The Startup India initiative was launched by Narendra Modi-led central government in 2016 with an initial corpus of Rs 10,000 crore to be deployed over the 14th and 15th Finance Commission cycles. Government of India (GoI) has created Startup India fund, also known as Fund of Funds for Startups (FFS) and is funding startups through AIF backed by FFS.
FFS was set up at SIDBI, which contributes to various Alternative Investment Funds (AIF). It is registered with the Securities and Exchange Board of India (SEBI), which in turn extends funding support to startups. GoI, at the time of launching FFS, had envisioned to create employment for about 18 lakh people.
SIDBI (that oversee FFS) has given a free hand in selection of startups, which is leading to a positive impact on the startup ecosystem. VCs backed by FFS have co-invested in startups where even Chinese VCs are investors (a positive sign, as capital should be encouraged to flow in from a capital-surplus country).
Progress so far
The Startup India initiative has disbursed over Rs 1,300 crore to Indian startups in the first half of 2019. FFS has disbursed Rs 515 crore during the three months of the calendar year 2019 to various VC funds for further downstream investment into startups. In the April-June quarter, the FFS disbursed Rs 856 crore. Cumulatively, the Startup India initiative has disbursed more than 30 percent (Rs 3,123.7 crore) of the Rs 10,000 crore corpus so far.
SIDBI did not disclose the number of VC funds that secured funds from FFS as on June 30, 2019. But as of March 31, 2019, the total sanctioned amount has been allocated to 40 VC funds (Alternate Investment Funds), which in turn have invested part of this amount across 218 startups as on March 31, 2019.
According to SIDBI data, some of the VCs that have secured funds from FFS include Kae Capital, Orios Venture, Idea Spring, Pi Ventures, IvyCap, TVS Shriram, and others. Sabre Partners, Zephyr Peacock, Avaana Capital, Endiya Partners, and TVS Shriram are few of the VCs that have been sanctioned at least Rs 100 crore from FFS.

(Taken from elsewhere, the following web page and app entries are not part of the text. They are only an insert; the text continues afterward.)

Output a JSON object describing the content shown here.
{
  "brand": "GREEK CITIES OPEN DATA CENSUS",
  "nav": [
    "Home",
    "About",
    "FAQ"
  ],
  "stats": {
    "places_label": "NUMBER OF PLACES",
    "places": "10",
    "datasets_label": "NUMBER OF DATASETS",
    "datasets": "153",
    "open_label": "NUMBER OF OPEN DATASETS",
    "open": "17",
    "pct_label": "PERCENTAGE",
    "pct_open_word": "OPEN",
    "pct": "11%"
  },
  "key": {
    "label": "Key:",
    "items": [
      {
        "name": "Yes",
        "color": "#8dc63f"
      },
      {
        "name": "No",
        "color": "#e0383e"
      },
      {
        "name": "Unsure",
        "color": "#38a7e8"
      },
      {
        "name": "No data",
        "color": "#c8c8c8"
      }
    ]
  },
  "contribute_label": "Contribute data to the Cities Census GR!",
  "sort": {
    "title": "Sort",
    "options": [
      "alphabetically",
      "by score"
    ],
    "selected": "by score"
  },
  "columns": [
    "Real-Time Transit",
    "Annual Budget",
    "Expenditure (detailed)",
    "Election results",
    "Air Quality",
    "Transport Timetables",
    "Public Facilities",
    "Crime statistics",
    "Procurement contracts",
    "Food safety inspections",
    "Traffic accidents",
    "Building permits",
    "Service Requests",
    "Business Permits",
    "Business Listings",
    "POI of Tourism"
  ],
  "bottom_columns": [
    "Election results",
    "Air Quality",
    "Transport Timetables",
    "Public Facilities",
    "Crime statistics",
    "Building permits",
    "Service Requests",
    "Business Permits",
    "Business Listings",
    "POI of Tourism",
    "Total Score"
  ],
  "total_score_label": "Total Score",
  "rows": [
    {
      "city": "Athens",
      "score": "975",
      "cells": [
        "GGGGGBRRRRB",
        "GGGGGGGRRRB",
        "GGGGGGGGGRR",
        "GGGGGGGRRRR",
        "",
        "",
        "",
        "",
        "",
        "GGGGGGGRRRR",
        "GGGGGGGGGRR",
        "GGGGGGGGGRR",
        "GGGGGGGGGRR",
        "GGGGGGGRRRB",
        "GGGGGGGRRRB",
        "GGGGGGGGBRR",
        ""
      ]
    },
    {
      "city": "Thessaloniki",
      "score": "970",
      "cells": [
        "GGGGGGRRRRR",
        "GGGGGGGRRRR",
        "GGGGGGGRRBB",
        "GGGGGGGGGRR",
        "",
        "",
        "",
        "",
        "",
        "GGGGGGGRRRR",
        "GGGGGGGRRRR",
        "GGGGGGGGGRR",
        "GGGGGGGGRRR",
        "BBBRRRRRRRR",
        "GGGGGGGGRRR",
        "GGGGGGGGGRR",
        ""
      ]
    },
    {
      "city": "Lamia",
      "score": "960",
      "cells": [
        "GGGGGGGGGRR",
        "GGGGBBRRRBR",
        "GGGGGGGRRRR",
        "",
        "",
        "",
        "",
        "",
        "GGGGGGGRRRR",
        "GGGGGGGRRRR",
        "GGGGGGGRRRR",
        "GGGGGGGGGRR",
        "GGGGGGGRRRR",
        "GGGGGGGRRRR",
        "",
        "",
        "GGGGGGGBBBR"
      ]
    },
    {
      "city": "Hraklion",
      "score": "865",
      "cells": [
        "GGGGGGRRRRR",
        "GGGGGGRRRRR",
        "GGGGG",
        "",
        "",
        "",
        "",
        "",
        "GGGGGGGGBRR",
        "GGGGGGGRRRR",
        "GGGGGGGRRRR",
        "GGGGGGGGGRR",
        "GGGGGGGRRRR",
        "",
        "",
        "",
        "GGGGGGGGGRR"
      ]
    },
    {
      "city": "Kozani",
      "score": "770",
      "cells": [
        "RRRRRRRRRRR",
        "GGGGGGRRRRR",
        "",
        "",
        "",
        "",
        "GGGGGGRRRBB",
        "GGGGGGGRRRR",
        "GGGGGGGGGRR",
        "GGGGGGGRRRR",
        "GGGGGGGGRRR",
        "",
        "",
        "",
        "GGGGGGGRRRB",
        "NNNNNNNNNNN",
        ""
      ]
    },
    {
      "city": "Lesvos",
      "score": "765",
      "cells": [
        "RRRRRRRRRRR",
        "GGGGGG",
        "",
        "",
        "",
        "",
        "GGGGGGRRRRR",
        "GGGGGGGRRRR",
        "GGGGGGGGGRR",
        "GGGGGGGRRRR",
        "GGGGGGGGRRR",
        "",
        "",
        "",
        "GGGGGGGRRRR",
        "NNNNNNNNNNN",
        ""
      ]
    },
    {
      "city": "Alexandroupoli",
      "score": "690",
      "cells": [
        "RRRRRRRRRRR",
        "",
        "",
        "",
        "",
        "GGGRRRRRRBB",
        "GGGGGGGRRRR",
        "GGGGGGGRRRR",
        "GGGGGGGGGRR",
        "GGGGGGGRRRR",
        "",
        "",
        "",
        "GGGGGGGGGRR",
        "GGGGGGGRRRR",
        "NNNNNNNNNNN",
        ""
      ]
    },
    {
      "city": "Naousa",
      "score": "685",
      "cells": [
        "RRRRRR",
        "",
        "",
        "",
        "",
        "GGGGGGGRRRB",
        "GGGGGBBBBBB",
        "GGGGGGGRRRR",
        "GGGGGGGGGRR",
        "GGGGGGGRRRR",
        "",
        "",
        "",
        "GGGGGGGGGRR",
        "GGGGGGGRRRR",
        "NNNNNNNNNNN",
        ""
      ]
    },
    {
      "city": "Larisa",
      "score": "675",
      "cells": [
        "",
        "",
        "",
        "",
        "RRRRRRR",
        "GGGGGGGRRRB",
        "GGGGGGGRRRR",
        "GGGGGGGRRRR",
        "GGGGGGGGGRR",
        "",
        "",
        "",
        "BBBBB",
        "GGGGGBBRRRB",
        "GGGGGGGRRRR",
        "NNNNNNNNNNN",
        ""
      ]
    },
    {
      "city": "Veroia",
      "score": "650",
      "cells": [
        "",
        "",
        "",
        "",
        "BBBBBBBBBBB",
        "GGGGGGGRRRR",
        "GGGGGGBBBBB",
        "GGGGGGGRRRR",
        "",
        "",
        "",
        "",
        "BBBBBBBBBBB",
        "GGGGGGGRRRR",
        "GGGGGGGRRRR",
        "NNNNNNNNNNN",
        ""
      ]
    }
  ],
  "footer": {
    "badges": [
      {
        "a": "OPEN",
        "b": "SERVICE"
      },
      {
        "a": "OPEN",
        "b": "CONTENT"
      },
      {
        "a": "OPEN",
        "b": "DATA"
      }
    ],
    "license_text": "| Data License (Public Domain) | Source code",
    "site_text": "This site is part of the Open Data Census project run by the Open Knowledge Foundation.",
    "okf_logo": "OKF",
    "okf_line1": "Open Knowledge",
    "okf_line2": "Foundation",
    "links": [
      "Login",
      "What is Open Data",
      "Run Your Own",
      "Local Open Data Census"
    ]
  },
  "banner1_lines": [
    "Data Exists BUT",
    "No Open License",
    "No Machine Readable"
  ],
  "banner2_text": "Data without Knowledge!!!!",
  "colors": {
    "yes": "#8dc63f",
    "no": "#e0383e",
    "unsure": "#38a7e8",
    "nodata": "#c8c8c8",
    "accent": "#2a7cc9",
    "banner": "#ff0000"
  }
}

An investor who preferred to remain anonymous has said, “The government has also given a free hand to VCs as far as the selection of startups for funding is concerned. It doesn’t interfere in the process, and of late, even government representatives from SIDBI don’t sit in the investment committee of VCs”.
Currently, FFS invests in VCs, who in turn do their downstream investment in startups. When those VCs exit, they share the gains with the government. Apart from that, when a successful startup gets sold to a MNC, the country not only gets foreign investment; it also allows the government to get a whopping tax revenue.
Before the elections, the ruling BJP promised creating a ‘Seed Startup Fund’ worth Rs 20,000 crore. Even after the elections, there were reports that the Department for Promotion of Industry and Internal Trade (DPIIT) is planning to set up an ‘India Startup Fund’ with an initial amount of Rs 1,000 crore. It said the new fund would be offered to startups involved in priority areas such as high-tech and cutting-edge technology.
Working capital is often seen as a limitation to scale-up startups, and there are no institutions that provide the same to startups. Also, since startups are generally asset-light companies, they face difficultly to get working capital from financial institutions who ask for collateral.
The Indian startup community has also been bullish ever since the President Ram Nath Govind’s address at the joint sitting of Parliament, when he said the government will take steps to further improve the startup ecosystem in the country with an aim of having 50,000 such enterprises by 2024.
The policies, plans, and taxation system should meet the expectations of budding entrepreneurs. Last year, Nirmala Sitharaman has indicated that she was planning to promote women entrepreneurs and increase their participation in defence production and procurement. While government procurement is one of the ways to encourage startup businesses, other methods include a forward-looking taxation system when it comes to angel funding and others.
The startup schemes started by the Indian government should be consistently followed without any disruption. Be it taxation related to angel funding, GST for startups, ecommerce policy, or data localisation, there needs to be clearer picture for both founders and investors to forecast their future cash flow. Maintaining consistency in government policies is key to supporting startups and economic growth. Only when a government is consistent does it earn the trust of investors (foreign and domestic), entrepreneurs, and traders.
Source Credit: https://yourstory.com/2019/07/startup-plan-budget-nirmala-sitharaman, https://yourstory.com/2019/07/startups-get-rs-13k-cr-funding-boost-from-govt-in-